Occasional Paper Series #45

Ontologies of Welcoming: Anishinaabe Narratives of Relationality and Practices for Educators

by Nicole Ineese-Nash

Nanaboozhoo, waciye. Minogizheghad. Zoonge Winneshe Wabigonikwe Nindizhinikaaz, Mamawmattawa minwa Tkaronto nindonjiba, mukwa nindodem, Anishinaabekwe nindow.

My name is Nicole Ineese-Nash. I am an Anishinaabe scholar, educator, and writer. I am also a community member, a caregiver, an auntie, a daughter, and an inheritor of knowledge that exists within the rivers of my family’s traditional territory. In Anishinaabemowin, my introduction is inherently relational; I tell you who I am through the relationships I hold to land, to spirit, and to my kin. This is a practice in relational accountability that is embedded in my culture and exemplifies the understandings of relational ethics I would like to speak to in this essay.

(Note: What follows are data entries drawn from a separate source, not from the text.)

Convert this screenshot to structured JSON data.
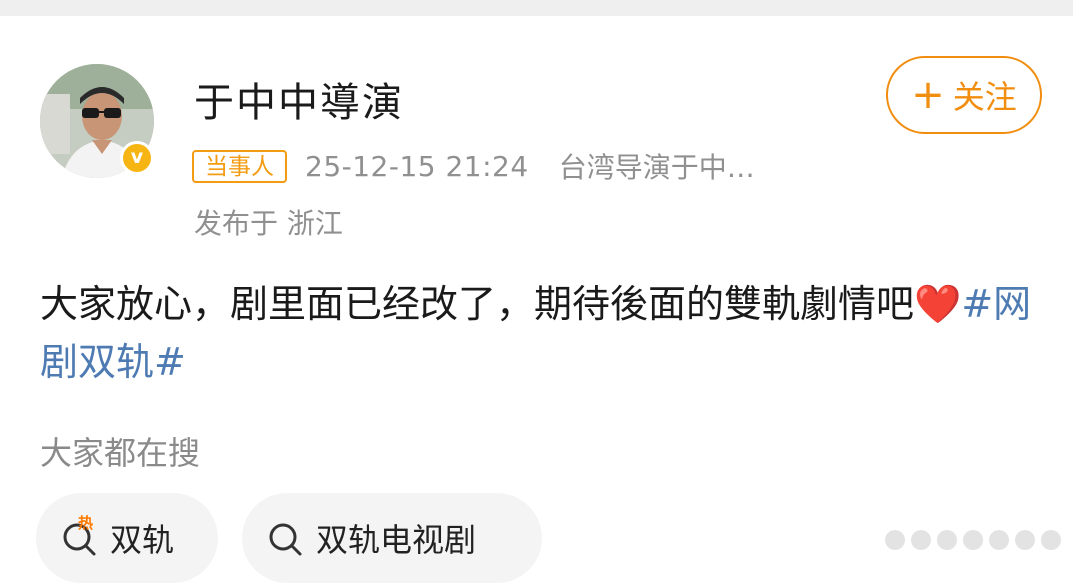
{
  "author": {
    "name": "于中中導演",
    "verified": true,
    "follow_label": "关注",
    "follow_plus": "+"
  },
  "meta": {
    "role_badge": "当事人",
    "timestamp": "25-12-15 21:24",
    "source": "台湾导演于中…",
    "location": "发布于 浙江"
  },
  "post": {
    "text": "大家放心，剧里面已经改了，期待後面的雙軌劇情吧",
    "emoji": "❤️",
    "hashtag": "#网剧双轨#"
  },
  "search_section": {
    "label": "大家都在搜",
    "hot_tag": "热",
    "chips": [
      {
        "label": "双轨",
        "hot": true
      },
      {
        "label": "双轨电视剧",
        "hot": false
      }
    ]
  },
  "colors": {
    "accent_orange": "#f18d0f",
    "link_blue": "#4f7bb3",
    "verified_yellow": "#f6b513",
    "meta_gray": "#909090"
  }
}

No matter which culture you belong to, or where on the planet you call home, each of us has an ethical responsibility to our first mother, the Earth. I would like to demonstrate what I have come to understand about relational ethics through Anishinaabe storywork and land-based knowledge systems as they may invite us to think differently about our relations to one another and the non-human world. Indigenous storywork is not merely fictional. Rather these stories exemplify our cultural teachings, understandings, and ways of living so that they may be carried through generations (Archibald, 2008).

About the Author

Boozhoo. Songe Wabigwanikwe niindizhinikaaz, mukwa nindodem, Mamawmattawa nindonjiba. Nicole Ineese-Nash is an Anishinaabe (Oji-Cree) scholar and educator whose work focuses on Indigenous experiences of social systems, understandings of land-knowledge, and community-based research. She completed a Bachelor of Arts in Early Childhood Studies with a minor in psychology from Ryerson University before continuing graduate studies in early childhood studies. Currently, Nicole is a doctoral student at Ontario Institute for Studies in Education in the Social Justice Education program, specializing in Indigenous health.

Nicole works as a research associate and contract lecturer cross-appointed between early childhood studies and child and youth care at Ryerson University. Her work centers on Indigenous youth, families, and communities and seeks to support self-determination and Indigenous resurgence. Nicole is particularly interested in supporting Indigenous youth to connect with their ancestry, land, and cultures. Nicole is also the director and founder of Finding Our Power Together, an Indigenous-led non-profit organization supporting youth in realizing their own goals.

Nicole Ineese-Nash

“Witnessing Encounters: A Response to Nicole Ineese- Nash’s “Ontologies of Welcoming”

by Veronica Pacini-Ketchabaw

Responding to Nicole Ineese-Nash’s beautiful offerings is exhilarating and humbling. “Ontologies of Welcoming” invites us to create openings that those of us who have been educated within a Western tradition are unequipped to do. Before writing, I read Nicole’s contribution more than 10 times, unsure how to respond to it as a non-Indigenous scholar in Anishinaabek, Haudenosaunee, and Lenapewak and Attawandaron territory. Reluctant to appropriate knowledge that isn’t mine, I was aware that not responding for fear of implicating myself in ongoing colonization would be yet another way to enact my privilege.

Read Full Response Essay (pdf)